And all these things, the whole pathetic episode, you have given a place in time and space,…you have imparted a sort of sense of eternity. You once told me you were not a natural writer — my God! You have plainly mastered the craft, of course; but you needed far more than craftsmanship for this.
That's the body's center — the sourcepoint of our creative energy, our connection to transpersonal power.
“Open the door”, said the wise woman
“Come in and sit down.
For it is she of great worth
Who wears the King’s crown”.
I looked at the wizened face
For answers that long I had sought
Deep pools of star-filled eyes returned my gaze
And told of mysteries carefully taught.
Her countenance was hypnotic
And fingers deftly moved to and fro
Her body moving in rhythm
As the web from the spinning did grow.
Hildegard von Bingen wrote: “The soul is not in the body; the body is in the soul.” (Vol XXII, No. 5). This is a concept that I’ve been thinking about all week, and how we have tried to place unnatural limitations upon the body and soul based on our dualistic way of thinking. I suppose a true Zen answer would be the body is the soul and the soul is the body, but right now I’m enjoying thinking that the soul contains the body. Next week I’ll probably veer off into a more Zennist approach.
For this to happen, the soul must accept the body, not the other way around. As I’m not entirely certain that there is even such as thing as an individual soul, it’s an interesting concept. What if the “life force” on this little ball of rock hurtling through space is all soul, all an expression of soul? What if everything is an expression of the Earth’s soul, or the soul of the universe?
I just got off the phone after talking with my spiritual mentor. We discussed the importance of creativity, but mostly other very heavy topics. It was challenging, though she's kind and gentle.

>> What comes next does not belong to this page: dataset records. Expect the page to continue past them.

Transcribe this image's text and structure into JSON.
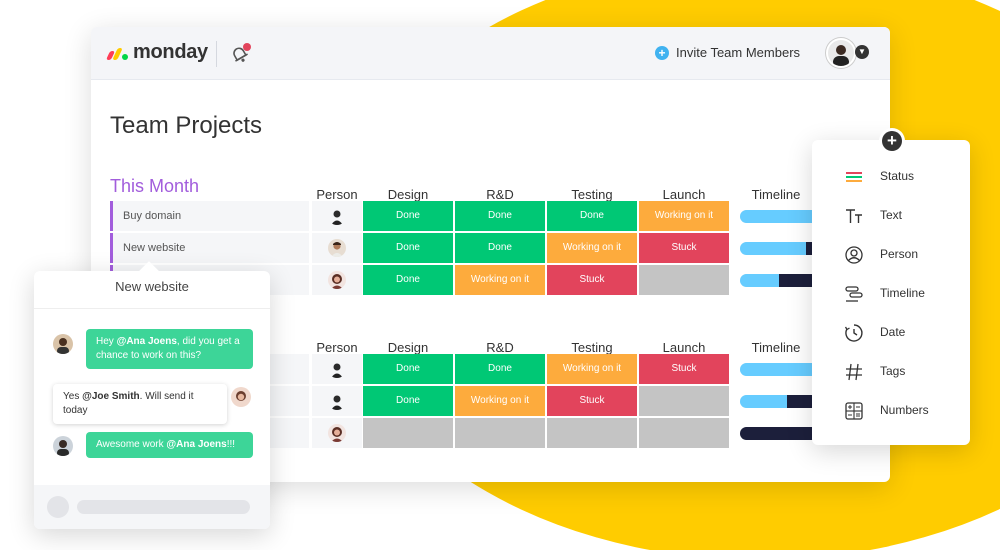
{
  "app": {
    "logo_text": "monday",
    "invite_label": "Invite Team Members",
    "page_title": "Team Projects"
  },
  "colors": {
    "done": "#00c875",
    "working": "#fdab3d",
    "stuck": "#e2445c",
    "empty": "#c4c4c4",
    "group": "#a25ddc",
    "timeline_light": "#66ccff",
    "timeline_dark": "#1c1f3b",
    "accent_yellow": "#ffcc00"
  },
  "columns": [
    "Person",
    "Design",
    "R&D",
    "Testing",
    "Launch",
    "Timeline"
  ],
  "groups": [
    {
      "title": "This Month",
      "rows": [
        {
          "name": "Buy domain",
          "person": "man-dark",
          "cells": [
            "Done",
            "Done",
            "Done",
            "Working on it"
          ],
          "states": [
            "done",
            "done",
            "done",
            "working"
          ],
          "timeline": {
            "light": 0.95,
            "dark": 0.0
          }
        },
        {
          "name": "New website",
          "person": "man-beard",
          "cells": [
            "Done",
            "Done",
            "Working on it",
            "Stuck"
          ],
          "states": [
            "done",
            "done",
            "working",
            "stuck"
          ],
          "timeline": {
            "light": 0.85,
            "dark": 0.15
          }
        },
        {
          "name": "",
          "person": "woman",
          "cells": [
            "Done",
            "Working on it",
            "Stuck",
            ""
          ],
          "states": [
            "done",
            "working",
            "stuck",
            "empty"
          ],
          "timeline": {
            "light": 0.5,
            "dark": 0.5
          }
        }
      ]
    },
    {
      "title": "",
      "rows": [
        {
          "name": "",
          "person": "man-dark",
          "cells": [
            "Done",
            "Done",
            "Working on it",
            "Stuck"
          ],
          "states": [
            "done",
            "done",
            "working",
            "stuck"
          ],
          "timeline": {
            "light": 0.95,
            "dark": 0.0
          }
        },
        {
          "name": "",
          "person": "man-dark",
          "cells": [
            "Done",
            "Working on it",
            "Stuck",
            ""
          ],
          "states": [
            "done",
            "working",
            "stuck",
            "empty"
          ],
          "timeline": {
            "light": 0.6,
            "dark": 0.4
          }
        },
        {
          "name": "",
          "person": "woman",
          "cells": [
            "",
            "",
            "",
            ""
          ],
          "states": [
            "empty",
            "empty",
            "empty",
            "empty"
          ],
          "timeline": {
            "light": 0.0,
            "dark": 1.0
          }
        }
      ]
    }
  ],
  "chat": {
    "title": "New website",
    "messages": [
      {
        "side": "left",
        "style": "green",
        "pre": "Hey ",
        "mention": "@Ana Joens",
        "post": ", did you get a chance to work on this?"
      },
      {
        "side": "right",
        "style": "white",
        "pre": "Yes ",
        "mention": "@Joe Smith",
        "post": ". Will send it today"
      },
      {
        "side": "left",
        "style": "green",
        "pre": "Awesome work ",
        "mention": "@Ana Joens",
        "post": "!!!"
      }
    ]
  },
  "picker": {
    "items": [
      {
        "label": "Status",
        "icon": "status-icon"
      },
      {
        "label": "Text",
        "icon": "text-icon"
      },
      {
        "label": "Person",
        "icon": "person-icon"
      },
      {
        "label": "Timeline",
        "icon": "timeline-icon"
      },
      {
        "label": "Date",
        "icon": "date-icon"
      },
      {
        "label": "Tags",
        "icon": "tags-icon"
      },
      {
        "label": "Numbers",
        "icon": "numbers-icon"
      }
    ]
  }
}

What made it terrifying was that, after facing some ways I defeat myself, I phoned her to discuss them with her. Though they're nothing shocking, it can be scary to disclose one's faults, no matter how humdrum and unremarkable the faults or how nice the person to whom one is speaking.